Date of last search of the Cochrane Cystic Fibrosis and Genetic Disorders Group’s Haemoglobinopathies Trials Register: 17 November 2017.
Randomised, placebo-controlled trials of folate supplementation for SCD.
Four review authors assessed We used the standard Cochrane-defined methodological procedures.
Four review authors independently assessed the eligibility and risk of bias of the included trials and extracted and analysed the data included in the review. The quality of the evidence was assessed using GRADE.
One trial, undertaken in 1983, was eligible for inclusion in the review. This was a double-blind placebo-controlled quasi-randomised triaI of supplementation of folic acid in people with SCD. A total of 117 children with homozygous sickle cell (SS) disease aged six months to four years of age participated over a one-year period (analysis was restricted to 115 children).
Serum folate measures, obtained after trial entry at six and 12 months, were available in 80 of 115 (70%) participants. There were significant differences between the folic acid and placebo groups with regards to serum folate values above 18 µg/L and values below 5 µg/L (low-quality evidence). In the folic acid group, values above 18 µg/L were observed in 33 of 41 (81%) compared to six of 39 (15%) participants in the placebo (calcium lactate) group.
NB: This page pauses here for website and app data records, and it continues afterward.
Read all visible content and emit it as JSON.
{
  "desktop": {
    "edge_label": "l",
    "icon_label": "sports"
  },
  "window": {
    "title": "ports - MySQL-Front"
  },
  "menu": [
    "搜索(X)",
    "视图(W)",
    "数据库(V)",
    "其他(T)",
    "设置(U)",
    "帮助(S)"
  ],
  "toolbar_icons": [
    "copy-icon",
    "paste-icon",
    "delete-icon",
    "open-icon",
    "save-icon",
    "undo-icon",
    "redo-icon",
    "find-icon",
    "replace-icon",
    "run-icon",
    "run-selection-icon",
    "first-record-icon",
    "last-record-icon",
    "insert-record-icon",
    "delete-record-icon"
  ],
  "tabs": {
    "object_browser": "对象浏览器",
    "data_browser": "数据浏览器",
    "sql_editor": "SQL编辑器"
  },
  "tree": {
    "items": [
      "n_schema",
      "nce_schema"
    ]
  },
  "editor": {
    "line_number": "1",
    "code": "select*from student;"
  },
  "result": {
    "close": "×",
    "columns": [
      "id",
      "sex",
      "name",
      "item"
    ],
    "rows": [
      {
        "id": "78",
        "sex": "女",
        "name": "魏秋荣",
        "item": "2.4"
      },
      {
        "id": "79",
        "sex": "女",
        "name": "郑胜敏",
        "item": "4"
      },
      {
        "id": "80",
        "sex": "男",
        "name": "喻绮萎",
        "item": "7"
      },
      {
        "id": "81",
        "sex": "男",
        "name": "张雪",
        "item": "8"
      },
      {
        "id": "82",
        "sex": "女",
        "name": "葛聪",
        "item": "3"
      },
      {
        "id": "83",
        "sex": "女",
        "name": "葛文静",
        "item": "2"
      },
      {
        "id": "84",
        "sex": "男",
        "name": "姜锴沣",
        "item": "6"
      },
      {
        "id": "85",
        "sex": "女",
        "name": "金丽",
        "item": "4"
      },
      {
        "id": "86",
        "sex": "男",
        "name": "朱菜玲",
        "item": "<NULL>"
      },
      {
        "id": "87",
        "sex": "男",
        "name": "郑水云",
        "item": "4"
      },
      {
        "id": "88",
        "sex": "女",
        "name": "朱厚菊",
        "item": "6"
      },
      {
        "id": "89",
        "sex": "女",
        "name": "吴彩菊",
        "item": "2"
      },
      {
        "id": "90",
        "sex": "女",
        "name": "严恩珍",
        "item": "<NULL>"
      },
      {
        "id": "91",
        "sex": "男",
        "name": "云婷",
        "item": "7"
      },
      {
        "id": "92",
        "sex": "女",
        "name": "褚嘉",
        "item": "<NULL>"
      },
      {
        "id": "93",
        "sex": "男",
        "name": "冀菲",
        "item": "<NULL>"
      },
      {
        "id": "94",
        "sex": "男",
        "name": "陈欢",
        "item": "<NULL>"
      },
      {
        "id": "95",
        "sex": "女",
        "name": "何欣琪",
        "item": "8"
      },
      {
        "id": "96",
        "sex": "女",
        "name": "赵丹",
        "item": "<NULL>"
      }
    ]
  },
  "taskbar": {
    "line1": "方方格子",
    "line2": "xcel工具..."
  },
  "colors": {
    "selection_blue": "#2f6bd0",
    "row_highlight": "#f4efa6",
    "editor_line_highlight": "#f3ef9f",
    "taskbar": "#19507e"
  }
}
Additionally, there were no participants in the folic acid group with serum folate levels below 5 µg/L, whereas in the placebo group, 15 of 39 (39%) participants had levels below this threshold. Haematological indices were measured in 100 of 115 (87%) participants at baseline and at one year. After adjusting for sex and age group, the investigators reported no significant differences between the trial groups with regards to total haemoglobin concentrations, either at baseline or at one year (low-quality evidence). It is important to note that none of the raw data for the outcomes listed above were available for analysis.
The proportions of participants who experienced certain clinical events were analysed in all 115 participants, for which raw data were available. There were no statistically significant differences noted; however, the trial was not powered to investigate differences between the folic acid and placebo groups with regards to: minor infections, risk ratio (RR) 0.99 (95% confidence interval (CI) 0.85 to 1.15) (low-quality evidence); major infections, RR 0.89 (95% CI 0.47 to 1.66) (low-quality evidence); dactylitis, RR 0.67 (95% CI 0.35 to 1.27) (low-quality evidence); acute splenic sequestration, RR 1.07 (95% CI 0.44 to 2.57) (low-quality evidence); or episodes of pain, RR 1.16 (95% CI 0.70 to 1.92) (low-quality evidence). However, the investigators reported a higher proportion of repeat dactylitis episodes in the placebo group, with two or more attacks occurring in 10 of 56 participants compared to two of 59 in the folic acid group (P < 0.05).
Growth, determined by height-for-age and weight-for-age, as well as height and growth velocity, was measured in 103 of the 115 participants (90%), for which raw data were not available. The investigators reported no significant differences in growth between the two groups.
The trial had a high risk of bias with regards to random sequence generation and incomplete outcome data. There was an unclear risk of bias in relation to allocation concealment, outcome assessment, and selective reporting. Finally, There was a low risk of bias with regards to blinding of participants and personnel. Overall the quality of the evidence in the review was low.
There were no trials identified for other eligible comparisons, namely: folate supplementation (fortified foods and physical supplementation with tablets) versus placebo; folate supplementation (naturally occurring in diet) versus placebo; folate supplementation (fortified foods and physical supplementation with tablets) versus folate supplementation (naturally occurring in diet).